> [WHAT IS NEEDED]: Look for the word "header" in the entries and copy each line where it appears.

> [MATERIAL FOR THE TASK]:
* * *
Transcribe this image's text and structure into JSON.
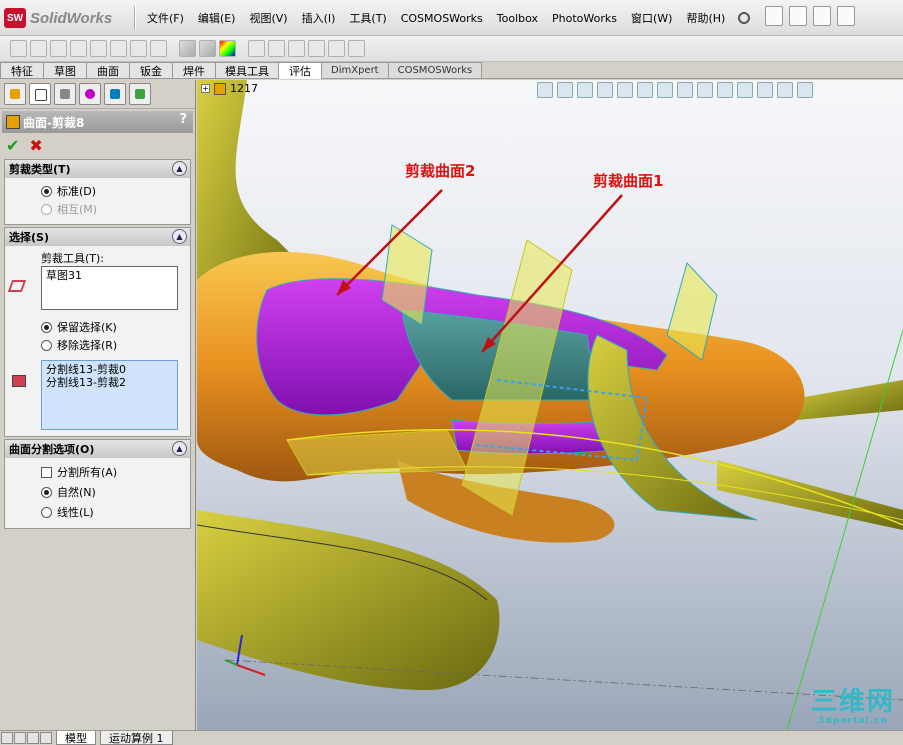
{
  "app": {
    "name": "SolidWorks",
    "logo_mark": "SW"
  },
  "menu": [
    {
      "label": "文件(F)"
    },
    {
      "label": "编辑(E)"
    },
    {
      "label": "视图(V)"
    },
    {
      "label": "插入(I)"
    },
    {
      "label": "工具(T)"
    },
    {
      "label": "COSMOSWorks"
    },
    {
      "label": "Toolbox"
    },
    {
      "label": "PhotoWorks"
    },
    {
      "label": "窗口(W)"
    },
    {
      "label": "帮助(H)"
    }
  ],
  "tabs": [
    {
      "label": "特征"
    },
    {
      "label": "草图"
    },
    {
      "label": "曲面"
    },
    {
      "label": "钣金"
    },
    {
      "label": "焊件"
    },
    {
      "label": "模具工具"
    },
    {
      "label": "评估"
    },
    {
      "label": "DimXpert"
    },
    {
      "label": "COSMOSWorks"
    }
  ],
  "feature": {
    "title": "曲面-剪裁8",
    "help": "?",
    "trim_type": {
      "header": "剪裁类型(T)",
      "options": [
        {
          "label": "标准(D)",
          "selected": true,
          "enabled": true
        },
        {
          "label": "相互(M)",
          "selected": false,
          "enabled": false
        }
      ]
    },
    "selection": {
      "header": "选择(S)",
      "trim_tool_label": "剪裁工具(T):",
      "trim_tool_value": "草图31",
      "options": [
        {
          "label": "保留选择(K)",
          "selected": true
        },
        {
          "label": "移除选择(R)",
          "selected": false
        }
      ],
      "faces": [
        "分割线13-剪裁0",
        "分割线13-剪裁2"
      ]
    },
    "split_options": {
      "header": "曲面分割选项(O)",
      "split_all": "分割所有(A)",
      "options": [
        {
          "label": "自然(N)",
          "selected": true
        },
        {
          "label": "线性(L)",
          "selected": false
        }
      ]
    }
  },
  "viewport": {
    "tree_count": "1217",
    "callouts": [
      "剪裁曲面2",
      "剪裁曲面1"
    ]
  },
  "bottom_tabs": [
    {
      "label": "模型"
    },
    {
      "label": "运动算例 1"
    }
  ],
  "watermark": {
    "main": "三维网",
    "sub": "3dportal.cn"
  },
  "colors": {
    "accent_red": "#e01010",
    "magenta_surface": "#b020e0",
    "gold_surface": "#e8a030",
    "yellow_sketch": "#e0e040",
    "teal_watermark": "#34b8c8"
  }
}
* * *
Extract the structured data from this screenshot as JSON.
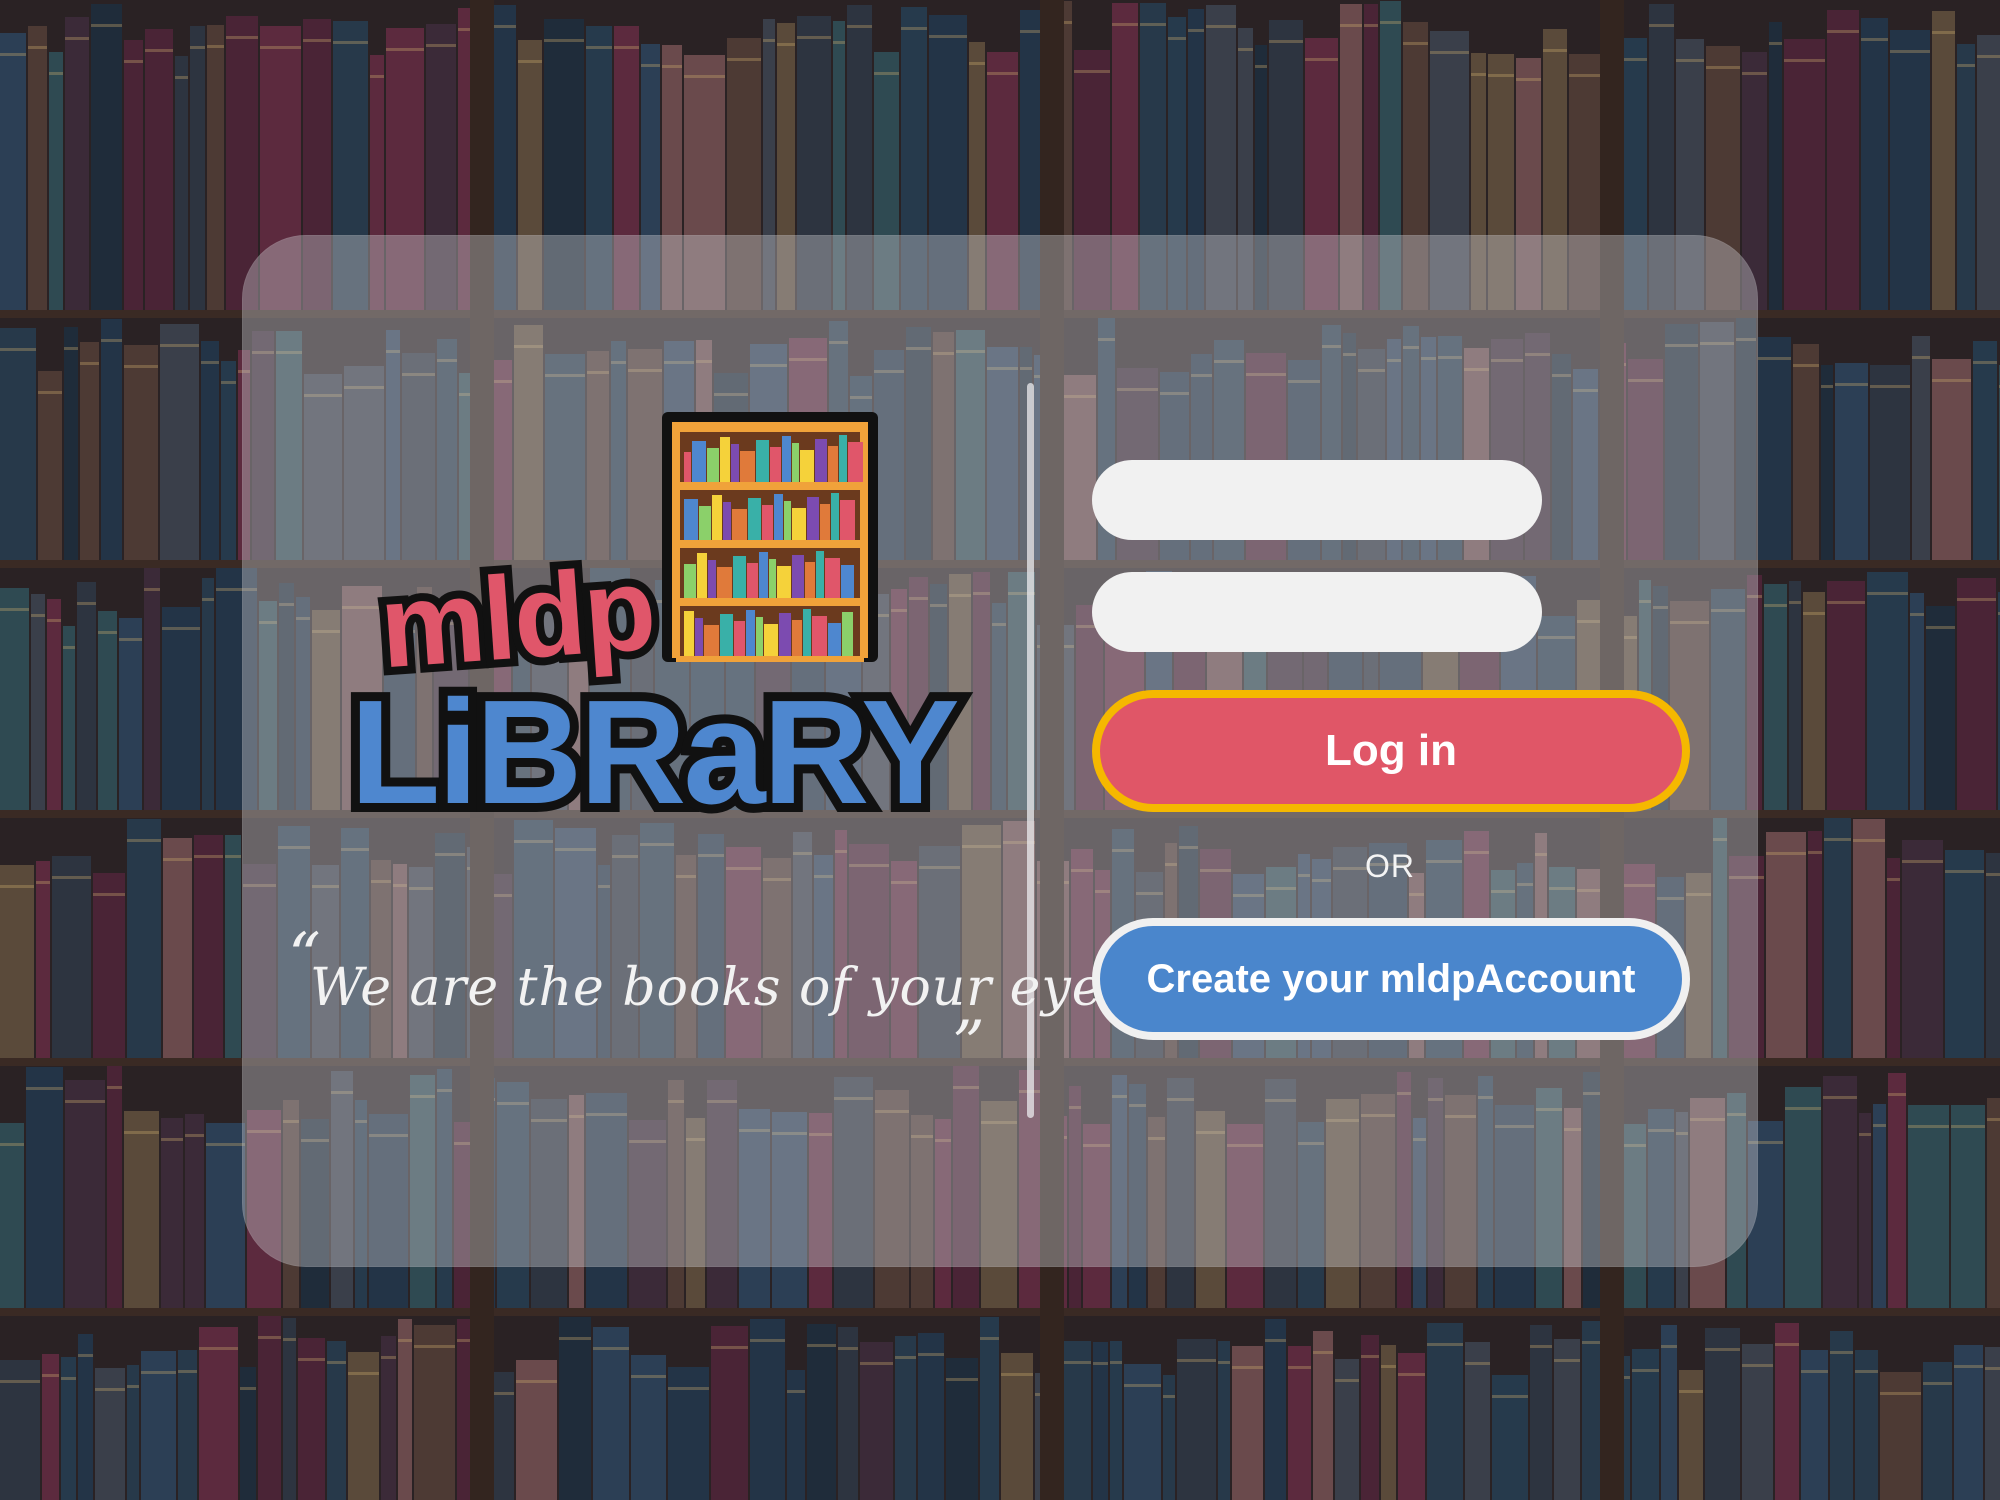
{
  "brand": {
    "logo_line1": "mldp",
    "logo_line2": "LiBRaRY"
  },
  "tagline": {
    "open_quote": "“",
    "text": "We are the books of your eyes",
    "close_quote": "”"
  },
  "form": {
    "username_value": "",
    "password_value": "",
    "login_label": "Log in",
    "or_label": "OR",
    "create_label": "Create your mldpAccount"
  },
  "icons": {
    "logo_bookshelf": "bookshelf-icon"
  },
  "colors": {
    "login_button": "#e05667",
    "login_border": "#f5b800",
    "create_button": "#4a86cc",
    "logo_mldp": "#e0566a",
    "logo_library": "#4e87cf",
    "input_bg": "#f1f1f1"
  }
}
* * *
> [RESPONSE TO THIS TASK]:
      "header": "剪裁类型(T)",
      "header": "选择(S)",
      "header": "曲面分割选项(O)",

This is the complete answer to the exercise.